(What needs to be done) Keyword search on "server": report each line of the records that contains it.

(Dataset records)

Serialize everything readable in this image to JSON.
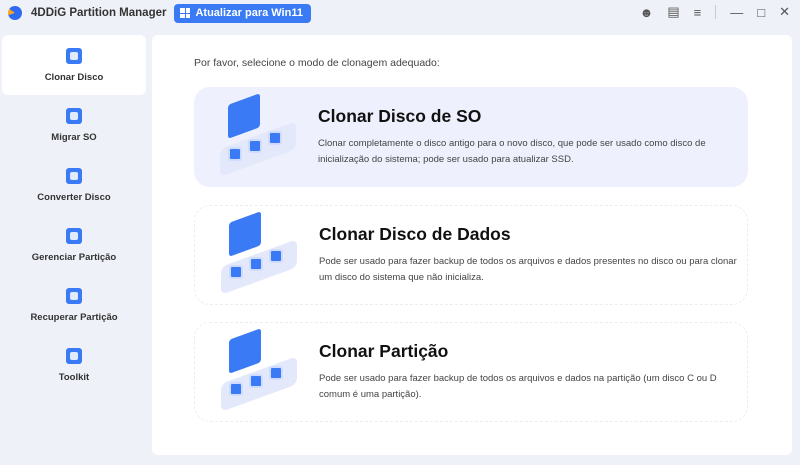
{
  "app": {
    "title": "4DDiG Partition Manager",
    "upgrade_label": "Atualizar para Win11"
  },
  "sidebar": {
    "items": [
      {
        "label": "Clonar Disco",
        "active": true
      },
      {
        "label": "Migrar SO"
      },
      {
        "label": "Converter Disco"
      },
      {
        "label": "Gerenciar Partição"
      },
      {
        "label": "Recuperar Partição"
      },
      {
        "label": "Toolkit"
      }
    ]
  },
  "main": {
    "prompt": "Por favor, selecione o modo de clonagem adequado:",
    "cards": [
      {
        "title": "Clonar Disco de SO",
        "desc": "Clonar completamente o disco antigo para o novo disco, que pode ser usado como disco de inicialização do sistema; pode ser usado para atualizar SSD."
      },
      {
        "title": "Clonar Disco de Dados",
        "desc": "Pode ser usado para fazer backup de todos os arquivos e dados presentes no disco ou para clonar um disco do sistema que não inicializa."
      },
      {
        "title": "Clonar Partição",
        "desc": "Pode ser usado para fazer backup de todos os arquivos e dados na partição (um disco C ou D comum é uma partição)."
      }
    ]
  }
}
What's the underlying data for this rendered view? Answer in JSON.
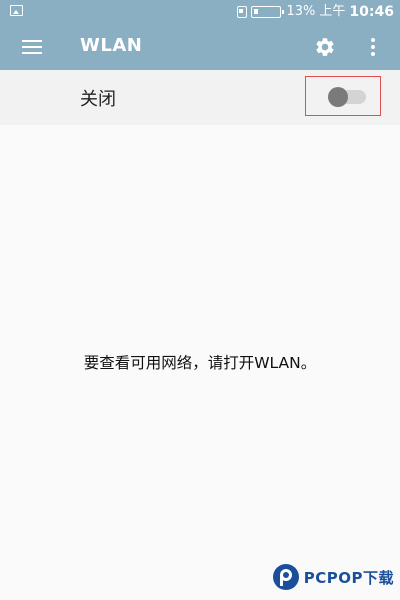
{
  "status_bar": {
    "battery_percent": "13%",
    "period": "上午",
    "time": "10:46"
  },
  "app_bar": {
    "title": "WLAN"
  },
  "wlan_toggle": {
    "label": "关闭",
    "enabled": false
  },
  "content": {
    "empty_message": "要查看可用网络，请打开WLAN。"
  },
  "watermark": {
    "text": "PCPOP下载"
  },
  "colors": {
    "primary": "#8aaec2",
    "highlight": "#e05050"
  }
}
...
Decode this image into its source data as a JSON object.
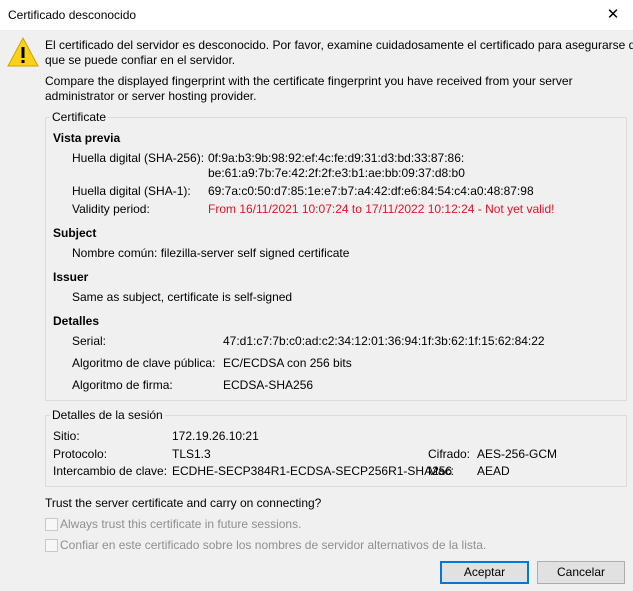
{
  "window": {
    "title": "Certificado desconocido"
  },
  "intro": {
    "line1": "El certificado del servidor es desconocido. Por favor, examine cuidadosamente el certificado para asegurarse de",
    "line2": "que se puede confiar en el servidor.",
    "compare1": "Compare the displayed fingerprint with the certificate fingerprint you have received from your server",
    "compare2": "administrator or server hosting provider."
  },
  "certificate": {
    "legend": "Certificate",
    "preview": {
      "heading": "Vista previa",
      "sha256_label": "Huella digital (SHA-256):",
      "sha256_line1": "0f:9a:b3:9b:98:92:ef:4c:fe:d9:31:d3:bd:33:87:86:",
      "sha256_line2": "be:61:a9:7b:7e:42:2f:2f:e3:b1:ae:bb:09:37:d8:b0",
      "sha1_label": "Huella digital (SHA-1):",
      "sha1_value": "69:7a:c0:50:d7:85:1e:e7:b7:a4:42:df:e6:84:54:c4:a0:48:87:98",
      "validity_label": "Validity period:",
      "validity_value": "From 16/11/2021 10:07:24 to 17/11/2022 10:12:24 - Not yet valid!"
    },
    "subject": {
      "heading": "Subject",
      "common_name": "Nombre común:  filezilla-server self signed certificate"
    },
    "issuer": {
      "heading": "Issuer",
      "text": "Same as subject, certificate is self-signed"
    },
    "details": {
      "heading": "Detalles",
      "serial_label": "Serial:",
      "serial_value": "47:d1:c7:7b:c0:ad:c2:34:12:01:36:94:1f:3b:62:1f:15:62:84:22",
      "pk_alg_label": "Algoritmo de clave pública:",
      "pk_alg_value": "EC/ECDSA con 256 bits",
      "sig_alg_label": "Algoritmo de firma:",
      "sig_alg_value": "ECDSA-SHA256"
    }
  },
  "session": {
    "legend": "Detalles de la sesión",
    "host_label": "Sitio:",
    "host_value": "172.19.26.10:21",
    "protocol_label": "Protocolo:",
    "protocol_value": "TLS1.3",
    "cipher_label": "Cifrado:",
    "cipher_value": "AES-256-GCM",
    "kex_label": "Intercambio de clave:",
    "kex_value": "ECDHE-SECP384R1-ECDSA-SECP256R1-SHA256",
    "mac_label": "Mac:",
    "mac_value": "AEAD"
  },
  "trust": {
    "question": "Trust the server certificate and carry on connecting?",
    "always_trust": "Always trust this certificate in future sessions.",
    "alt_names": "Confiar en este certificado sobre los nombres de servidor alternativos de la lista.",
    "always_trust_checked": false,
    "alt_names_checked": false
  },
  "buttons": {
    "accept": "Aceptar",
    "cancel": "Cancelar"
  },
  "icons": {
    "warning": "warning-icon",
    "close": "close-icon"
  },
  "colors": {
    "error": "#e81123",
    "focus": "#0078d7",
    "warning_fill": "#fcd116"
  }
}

(Exercise response)
    "compare1": "Compare the displayed fingerprint with the certificate fingerprint you have received from your server",
    "compare2": "administrator or server hosting provider."
      "common_name": "Nombre común:  filezilla-server self signed certificate"
    "question": "Trust the server certificate and carry on connecting?",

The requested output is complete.